Evidence of the undertow casts its shadow in Alabama’s Amendment 1. If the U. S. Supreme Court overturns Roe v. Wade , Amendment 1, passed by 72% of the voters, goes into immediate effect. It bans all abortions within the state. West Virginia’s abortion ban, passed handily with 52% of the vote, goes into effect at the same time. On another front, the State Department proposes to bar U. S. diplomats from using the terms “sexual and reproductive health” and “comprehensive sexual education” in speeches and written material, another erosion of women’s reproductive rights. (The Week, November 16, 2018, pg. 6.) At the far, far right, is Washington State Rep. Matt Shea’s. If he had his way, the United States would be declared a Christian theocracy and nonbelievers would be executed. (Ibid, pg. 6.)
People who work for a kinder, gentler society do have a right to celebrate the 2018 midterm elections to some degree. There’s been a thaw in the red states. Three have voted to expand Medicaid to their residents. Florida has restored the voting rights of former felons. Missouri and Arkansas voted to increase the minimum wage. Michigan legalized recreational Marijuana. And, more women will fill Congressional seats in the next session, though their numbers underrepresent population demographics.
Progress toward a unified country will take patience and persistence, however. We will probably move by inches rather than miles. May the newly elected representatives with fire in their eyes remember that. As David Frum of the Atlantic wrote, “There is no progressive majority in America. There is no progressive plurality in America. And there is certainly no progressive Electoral College coalition in America. It may not be right that the middle of the country exerts radically more political weight than the coasts… Right or not, those things are true and as long as they remain true, political realists musk reckon with them.
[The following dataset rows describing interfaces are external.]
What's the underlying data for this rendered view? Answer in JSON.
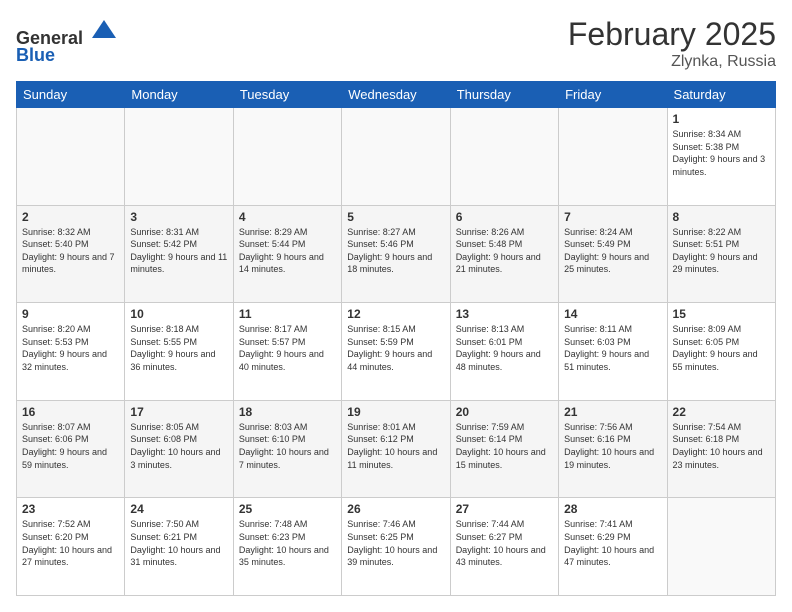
{
  "header": {
    "logo_line1": "General",
    "logo_line2": "Blue",
    "month_year": "February 2025",
    "location": "Zlynka, Russia"
  },
  "weekdays": [
    "Sunday",
    "Monday",
    "Tuesday",
    "Wednesday",
    "Thursday",
    "Friday",
    "Saturday"
  ],
  "weeks": [
    [
      {
        "day": "",
        "info": ""
      },
      {
        "day": "",
        "info": ""
      },
      {
        "day": "",
        "info": ""
      },
      {
        "day": "",
        "info": ""
      },
      {
        "day": "",
        "info": ""
      },
      {
        "day": "",
        "info": ""
      },
      {
        "day": "1",
        "info": "Sunrise: 8:34 AM\nSunset: 5:38 PM\nDaylight: 9 hours and 3 minutes."
      }
    ],
    [
      {
        "day": "2",
        "info": "Sunrise: 8:32 AM\nSunset: 5:40 PM\nDaylight: 9 hours and 7 minutes."
      },
      {
        "day": "3",
        "info": "Sunrise: 8:31 AM\nSunset: 5:42 PM\nDaylight: 9 hours and 11 minutes."
      },
      {
        "day": "4",
        "info": "Sunrise: 8:29 AM\nSunset: 5:44 PM\nDaylight: 9 hours and 14 minutes."
      },
      {
        "day": "5",
        "info": "Sunrise: 8:27 AM\nSunset: 5:46 PM\nDaylight: 9 hours and 18 minutes."
      },
      {
        "day": "6",
        "info": "Sunrise: 8:26 AM\nSunset: 5:48 PM\nDaylight: 9 hours and 21 minutes."
      },
      {
        "day": "7",
        "info": "Sunrise: 8:24 AM\nSunset: 5:49 PM\nDaylight: 9 hours and 25 minutes."
      },
      {
        "day": "8",
        "info": "Sunrise: 8:22 AM\nSunset: 5:51 PM\nDaylight: 9 hours and 29 minutes."
      }
    ],
    [
      {
        "day": "9",
        "info": "Sunrise: 8:20 AM\nSunset: 5:53 PM\nDaylight: 9 hours and 32 minutes."
      },
      {
        "day": "10",
        "info": "Sunrise: 8:18 AM\nSunset: 5:55 PM\nDaylight: 9 hours and 36 minutes."
      },
      {
        "day": "11",
        "info": "Sunrise: 8:17 AM\nSunset: 5:57 PM\nDaylight: 9 hours and 40 minutes."
      },
      {
        "day": "12",
        "info": "Sunrise: 8:15 AM\nSunset: 5:59 PM\nDaylight: 9 hours and 44 minutes."
      },
      {
        "day": "13",
        "info": "Sunrise: 8:13 AM\nSunset: 6:01 PM\nDaylight: 9 hours and 48 minutes."
      },
      {
        "day": "14",
        "info": "Sunrise: 8:11 AM\nSunset: 6:03 PM\nDaylight: 9 hours and 51 minutes."
      },
      {
        "day": "15",
        "info": "Sunrise: 8:09 AM\nSunset: 6:05 PM\nDaylight: 9 hours and 55 minutes."
      }
    ],
    [
      {
        "day": "16",
        "info": "Sunrise: 8:07 AM\nSunset: 6:06 PM\nDaylight: 9 hours and 59 minutes."
      },
      {
        "day": "17",
        "info": "Sunrise: 8:05 AM\nSunset: 6:08 PM\nDaylight: 10 hours and 3 minutes."
      },
      {
        "day": "18",
        "info": "Sunrise: 8:03 AM\nSunset: 6:10 PM\nDaylight: 10 hours and 7 minutes."
      },
      {
        "day": "19",
        "info": "Sunrise: 8:01 AM\nSunset: 6:12 PM\nDaylight: 10 hours and 11 minutes."
      },
      {
        "day": "20",
        "info": "Sunrise: 7:59 AM\nSunset: 6:14 PM\nDaylight: 10 hours and 15 minutes."
      },
      {
        "day": "21",
        "info": "Sunrise: 7:56 AM\nSunset: 6:16 PM\nDaylight: 10 hours and 19 minutes."
      },
      {
        "day": "22",
        "info": "Sunrise: 7:54 AM\nSunset: 6:18 PM\nDaylight: 10 hours and 23 minutes."
      }
    ],
    [
      {
        "day": "23",
        "info": "Sunrise: 7:52 AM\nSunset: 6:20 PM\nDaylight: 10 hours and 27 minutes."
      },
      {
        "day": "24",
        "info": "Sunrise: 7:50 AM\nSunset: 6:21 PM\nDaylight: 10 hours and 31 minutes."
      },
      {
        "day": "25",
        "info": "Sunrise: 7:48 AM\nSunset: 6:23 PM\nDaylight: 10 hours and 35 minutes."
      },
      {
        "day": "26",
        "info": "Sunrise: 7:46 AM\nSunset: 6:25 PM\nDaylight: 10 hours and 39 minutes."
      },
      {
        "day": "27",
        "info": "Sunrise: 7:44 AM\nSunset: 6:27 PM\nDaylight: 10 hours and 43 minutes."
      },
      {
        "day": "28",
        "info": "Sunrise: 7:41 AM\nSunset: 6:29 PM\nDaylight: 10 hours and 47 minutes."
      },
      {
        "day": "",
        "info": ""
      }
    ]
  ]
}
The struggle for liberal democracy is too real and too dangerous for hearts undirected by heads.” (The Week, November 16, 2018, pg. 12,)